My overall impression of IMR:
IMR was instrumental and leading in research in British Malaya. IMR is still the best medical research institution in Malaysia today. The best in UK is the London School of Hygiene and Tropical Medicine (LSHTM).


IMR photos (1 August 2012) taken by Dr Lim Ju Boo (retired from IMR):

Entrance to IMR, in front of the Grand Seasons Hotel, Kuala Lumpur.
Old wooden colonial building of IMR, built in 1900 (viewed from the left/west end or entrance).
This part housed the malaria and filariasis research.
Mid-section of the colonial building houses the IMR library (viewed from the left/west end).

Another view of the colonial building (viewed from the right/east end).
The former Nutrition Division at the right corner (east end) of the colonial building.
1953 building
1976 building which was officially opened in 1978. Refer to Tan Sri Dr Raja Ahmad Noordin's biography and photos in Arkib Negara Malaysia for details.
College of Medical Laboratory Technology, IMR. The two-year IMR medical lab training programme produced Malaysia's first batch of highly skilled medical laboratory technologists in 1980. Some of the IMR graduates are still working today at universities, but as associate professors; a few became professors. The IMR graduates were much sought because they were very well-trained. Even the med techs of California could not match these IMR graduates.

Update 25 Jan 2016

Dr Mazlyn Mustapha shared an aerial view of the IMR, taken from her office at the Grand Seasons Hotel in front of the IMR.


There is a laboratory manual that IMR produced which is still around in the USM medical library. I have not seen an updated version. I heard that IMR was going to update the lab manual but maybe it has not materialised. No doubt lab tests and backup lab tests are all automated today, the manual is very useful for manual tests.


IMR was founded by Frank Swettenham in 1900. It celebrated its 50th anniversary in 1950, and its 100th anniversary in 2000. It will celebrate its 150th anniversary in 2050.

There is a book compiled about the status of health in the Federated Malay States and research done at the IMR 1900-1950, to celebrate its 50th anniversary. Some data for Blackwater fever for 1939 and 1940 are missing. This book was published in 1951, after WW2.

front cover:

Studies from the
Jubilee Volume
No. 25.


inside cover page:



next page, a lithographic map of the:


next page, frontispiece, Plate I featuring the profile of:

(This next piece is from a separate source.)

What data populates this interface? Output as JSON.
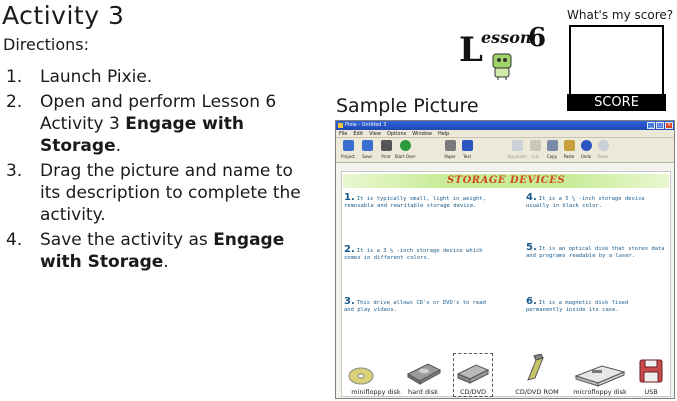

1861-1901, HIGH COMMISSIONER 1901-1904 AND

next page, page i, Title page:

Studies from the
Jubilee Volume
No. 25.


Various Authors

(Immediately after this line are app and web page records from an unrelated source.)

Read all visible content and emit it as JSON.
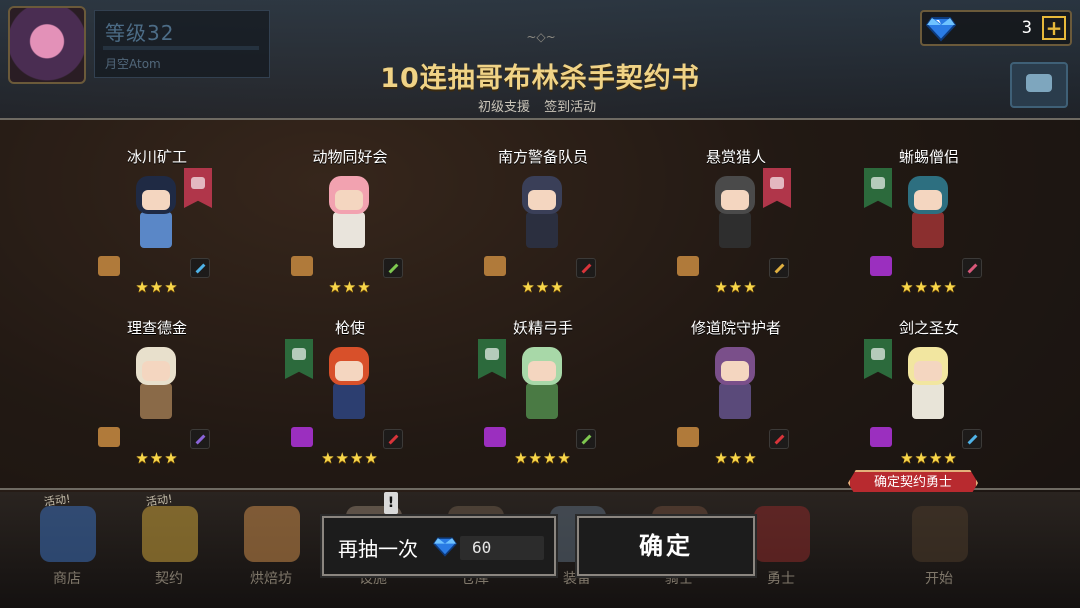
{
  "player": {
    "level": "等级32",
    "name": "月空Atom"
  },
  "currency": {
    "gems": "3",
    "plus_symbol": "+"
  },
  "header": {
    "ornament": "~◇~",
    "title": "10连抽哥布林杀手契约书",
    "subtabs": [
      "初级支援",
      "签到活动"
    ]
  },
  "heroes": [
    {
      "name": "冰川矿工",
      "stars": "★★★",
      "class_color": "#b0364a",
      "scroll_color": "#b07a3a",
      "weapon_color": "#4fb3e8",
      "hair": "#1f2a44",
      "outfit": "#5a87c7"
    },
    {
      "name": "动物同好会",
      "stars": "★★★",
      "class_color": "",
      "scroll_color": "#b07a3a",
      "weapon_color": "#7ec850",
      "hair": "#f2a2b0",
      "outfit": "#e9e4dc"
    },
    {
      "name": "南方警备队员",
      "stars": "★★★",
      "class_color": "",
      "scroll_color": "#b07a3a",
      "weapon_color": "#d8343a",
      "hair": "#3a3f58",
      "outfit": "#2b2f3f"
    },
    {
      "name": "悬赏猎人",
      "stars": "★★★",
      "class_color": "#b0364a",
      "scroll_color": "#b07a3a",
      "weapon_color": "#e0b040",
      "hair": "#4a4a4a",
      "outfit": "#2e2e2e"
    },
    {
      "name": "蜥蜴僧侣",
      "stars": "★★★★",
      "class_color": "#2c6a3c",
      "scroll_color": "#9b2fbf",
      "weapon_color": "#d8587a",
      "hair": "#2d6f80",
      "outfit": "#8b2f2f"
    },
    {
      "name": "理查德金",
      "stars": "★★★",
      "class_color": "",
      "scroll_color": "#b07a3a",
      "weapon_color": "#8a64d8",
      "hair": "#e8e0cc",
      "outfit": "#8a6a48"
    },
    {
      "name": "枪使",
      "stars": "★★★★",
      "class_color": "#2c6a3c",
      "scroll_color": "#9b2fbf",
      "weapon_color": "#d8343a",
      "hair": "#d8502a",
      "outfit": "#2c3e70"
    },
    {
      "name": "妖精弓手",
      "stars": "★★★★",
      "class_color": "#2c6a3c",
      "scroll_color": "#9b2fbf",
      "weapon_color": "#7ec850",
      "hair": "#a8d8a8",
      "outfit": "#4a7a44"
    },
    {
      "name": "修道院守护者",
      "stars": "★★★",
      "class_color": "",
      "scroll_color": "#b07a3a",
      "weapon_color": "#d8343a",
      "hair": "#7a4f8a",
      "outfit": "#5a4a7a"
    },
    {
      "name": "剑之圣女",
      "stars": "★★★★",
      "class_color": "#2c6a3c",
      "scroll_color": "#9b2fbf",
      "weapon_color": "#4fb3e8",
      "hair": "#f2e6a0",
      "outfit": "#e8e4d8"
    }
  ],
  "confirm_tag": "确定契约勇士",
  "actions": {
    "draw_again": "再抽一次",
    "draw_cost": "60",
    "confirm": "确定"
  },
  "bottom_nav": [
    {
      "label": "商店",
      "activity": "活动!",
      "alert": "",
      "color": "#3b6db8"
    },
    {
      "label": "契约",
      "activity": "活动!",
      "alert": "",
      "color": "#c9a13a"
    },
    {
      "label": "烘焙坊",
      "activity": "",
      "alert": "",
      "color": "#c98a4a"
    },
    {
      "label": "设施",
      "activity": "",
      "alert": "!",
      "color": "#8a7a6a"
    },
    {
      "label": "仓库",
      "activity": "",
      "alert": "",
      "color": "#6a5a48"
    },
    {
      "label": "装备",
      "activity": "",
      "alert": "",
      "color": "#5a6a7a"
    },
    {
      "label": "骑士",
      "activity": "",
      "alert": "",
      "color": "#6a4a3a"
    },
    {
      "label": "勇士",
      "activity": "",
      "alert": "",
      "color": "#8a2a2a"
    },
    {
      "label": "开始",
      "activity": "",
      "alert": "",
      "color": "#4a3a2a"
    }
  ]
}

Next page, page iii, Dedication:

To the memory of
First Resident-General, Federated Malay States, who
saw the need and fostered the means for medical research in Malaya.

Next page, page v, Acknowledgments:

This Jubilee Study from the Institute for Medical Research. Federation of Malaya, has been written by members of the staff and edited by an internal committee. The scope and arrangement of the work has been planned by this committee but individual authors are responsible for the sections which bear their initials.

The editorial committee acknowledges with pleasure the help received from many sources, within Malaya and elsewhere.

Further down the page, there is mention of Dr Sulaiman bin Mohd Attas, an early Malay doctor:

Medical colleagues in Malaya and elsewhere who have helped the committee with suggestions and criticism include Dr Bernard Day (Chapter IV), Mr W. E. Lancaster (Rabies and Surra Sections), Dr W. T. Quaife, Professor J. H. Strahan, Dr R. B. Wallace (Malaria Section), Dr W. Young (pre-war work on yaws at the College of Medicine, Singapore), Dr A. Viswalingam (Yaws Section), and Dr Suleiman bin Attas and Dr Jaswant Singh Sodhy (Blackwater Fever Section).